Objection Round: The facilitator asks each person in turn if they see any objections to the proposal as stated. Objections are briefly stated without discussion or questions; the facilitator lists all objections on the board, and cuts off discussion of any kind at this stage. If the objection round completes with no objections surfaced, the decision is made and the process ends.

Integration: If objections surface, once the objection round completes the group enters open dialog to integrate the core truth in each into an amended proposal. As soon as an amended proposal surfaces which might work, the facilitator cuts off dialog, states the amended proposal, and goes back to an objection round.

From Accountabilities to Roles

An accountability is one specific activity that the organization is counting on. It typically begins with an “-ing” verb, such as “facilitating a daily meeting”, or “faxing documents upon request”, or “managing overall resource allocation for the company”. Whenever an accountability is defined, it is also immediately attached to a Role.

Roles in Holacracy hold multiple related accountabilities in a cohesive container. The list of explicit accountabilities is detailed and granular, so we avoid the “title trap” – thinking we’ve made expectations explicit just by creating a job title or a place in the management hierarchy.

The question of who you are accountable to just isn’t very useful – many people count on you! A much more useful question is “for what?” – what do they count on you for?  Any given role may have dozens of accountabilities, and any given individual may fill multiple roles.  Start simple and clarify accountabilities over time, as tensions actually arise from unclear implicit accountabilities or conflicts between roles; no sooner, no later.  Clearly differentiae individuals from the roles they fill to separate emotions about people from emotions about the Roles.

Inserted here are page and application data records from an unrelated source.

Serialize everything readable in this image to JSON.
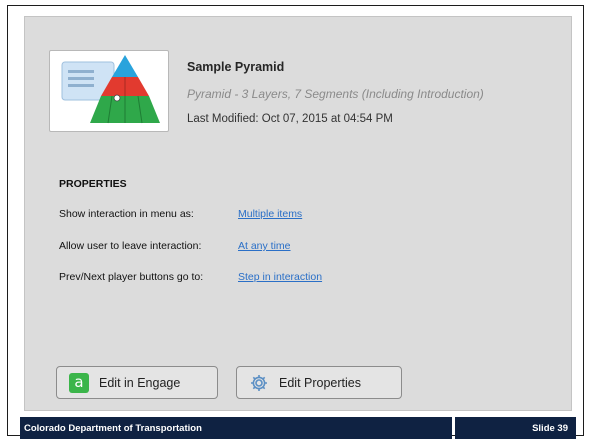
{
  "item": {
    "title": "Sample Pyramid",
    "subtitle": "Pyramid - 3 Layers, 7 Segments (Including Introduction)",
    "last_modified": "Last Modified: Oct 07, 2015 at 04:54 PM",
    "thumbnail_icon": "pyramid-thumbnail-icon"
  },
  "properties": {
    "heading": "PROPERTIES",
    "rows": [
      {
        "label": "Show interaction in menu as:",
        "value": "Multiple items"
      },
      {
        "label": "Allow user to leave interaction:",
        "value": "At any time"
      },
      {
        "label": "Prev/Next player buttons go to:",
        "value": "Step in interaction"
      }
    ]
  },
  "buttons": {
    "edit_engage": {
      "label": "Edit in Engage",
      "icon": "engage-a-icon",
      "icon_text": "a"
    },
    "edit_properties": {
      "label": "Edit Properties",
      "icon": "gear-icon"
    }
  },
  "footer": {
    "organization": "Colorado Department of Transportation",
    "slide": "Slide 39"
  },
  "colors": {
    "panel": "#dcdcdc",
    "link": "#2a6fc7",
    "footer": "#0f2242",
    "engage_green": "#3bb54a"
  }
}
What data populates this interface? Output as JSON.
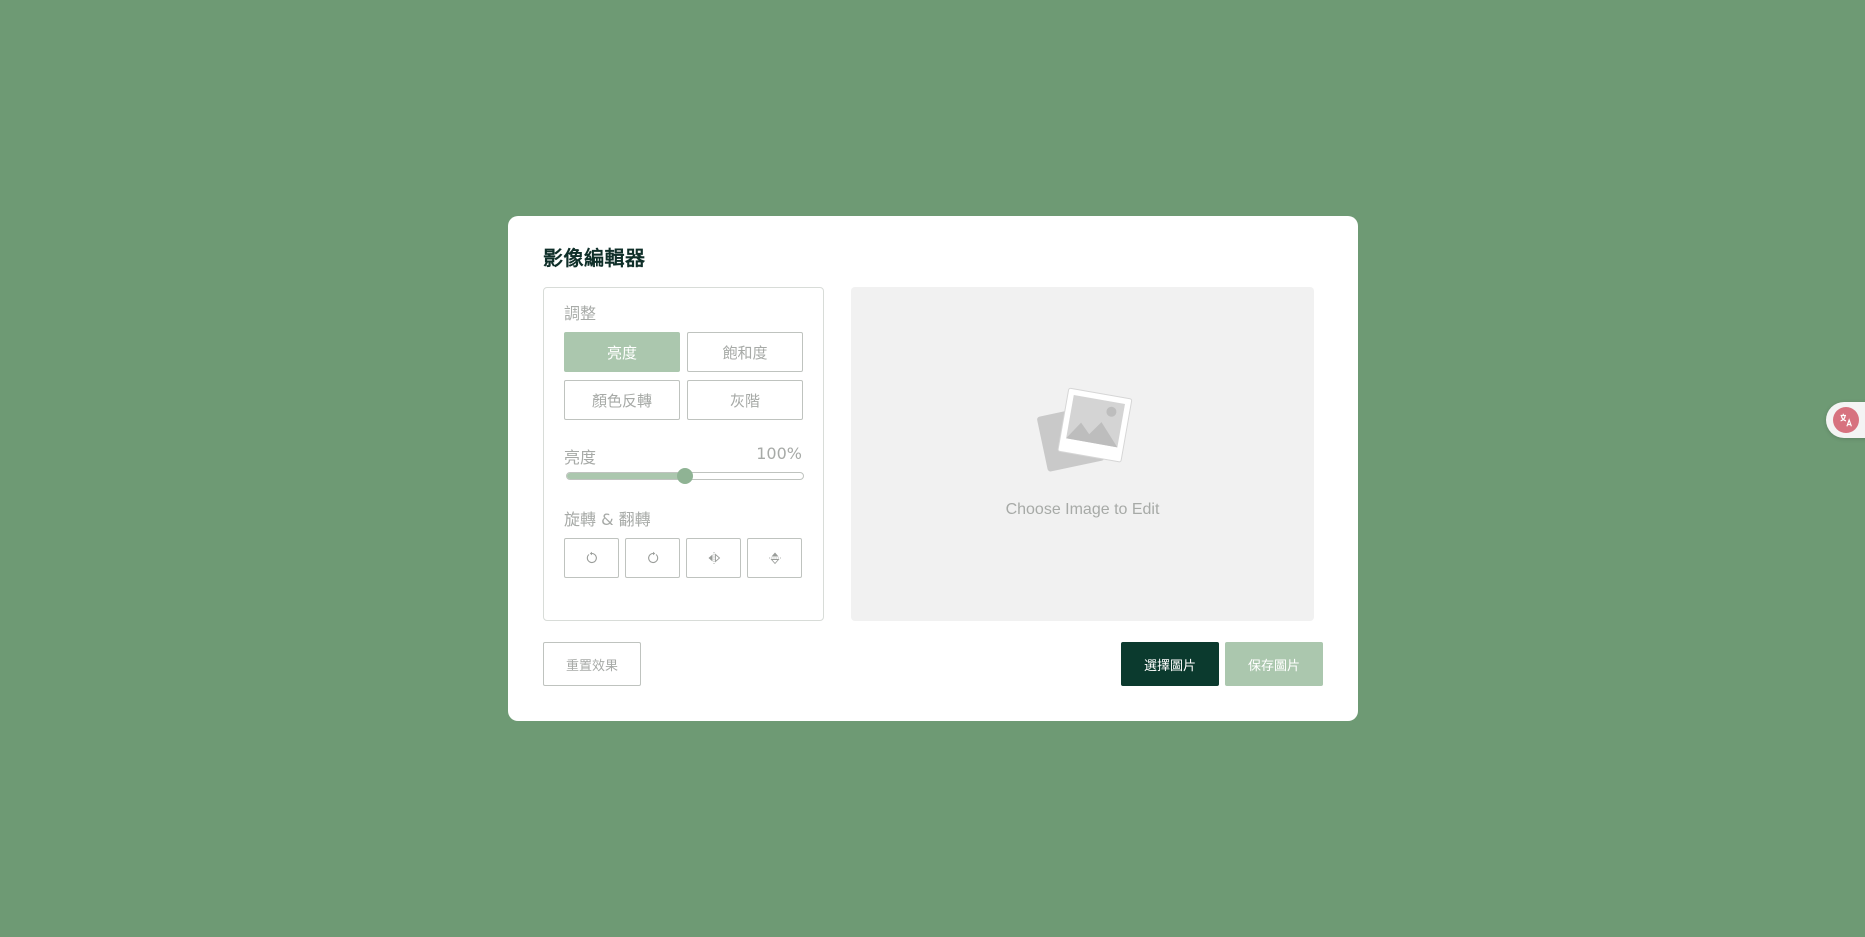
{
  "editor": {
    "title": "影像編輯器",
    "adjust_label": "調整",
    "filters": [
      {
        "label": "亮度",
        "active": true
      },
      {
        "label": "飽和度",
        "active": false
      },
      {
        "label": "顏色反轉",
        "active": false
      },
      {
        "label": "灰階",
        "active": false
      }
    ],
    "slider": {
      "label": "亮度",
      "value_text": "100%",
      "fraction": 0.5
    },
    "rotate_label": "旋轉 & 翻轉",
    "tools": [
      "rotate-left-icon",
      "rotate-right-icon",
      "flip-horizontal-icon",
      "flip-vertical-icon"
    ],
    "preview": {
      "placeholder": "Choose Image to Edit"
    },
    "buttons": {
      "reset": "重置效果",
      "choose": "選擇圖片",
      "save": "保存圖片"
    }
  },
  "colors": {
    "background": "#6e9a74",
    "accent": "#abc7ae",
    "primary_dark": "#0b3a2e"
  }
}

Integrating Autocracy

Despite its power, most decisions in actually are not made directly via the integrative decision-making process. Most of the decisions we face day-to-day are relatively simple and most effectively made by one person autocratically. The governance decision to give autocratic control over certain operational decisions is always done via integrative decision-making. That is, defining and assigning roles and accountabilities and the type of control that goes with them is done through integrative decision-making. In fact, by default any accountability assignment also grants autocratic control with regard to that specific issue, unless another accountability exists which limits this control, such as an accountability to integrate other perspectives before making a decision.

Individual Action

No matter how detailed and refined we’ve made our roles and accountabilities, there will be cases where actions are needed which are outside of our role definitions, and thus outside of our official authority. In fact, in the early days it is likely that most of what we do falls outside of defined accountabilities, since we let roles evolve over time instead of trying to guess at what they need to be predicatively.

Individual Action tells us to do exactly what we usually hope people do anyway: Consider the information available, use your best judgment from your highest self, and take whatever action you believe is best for the circle’s aims. And when that action falls outside or even against existing accountabilities, be prepared to go out of your way to “restore the balance” from any harm or injustice caused, via a restorative justice system rather than a punitive one. And finally, take the perceived need for such action to a governance meeting, so that the circle can learn from the case study by evolving roles and accountabilities to transcend the need for it next time – in this way, individual action drives organizational evolution.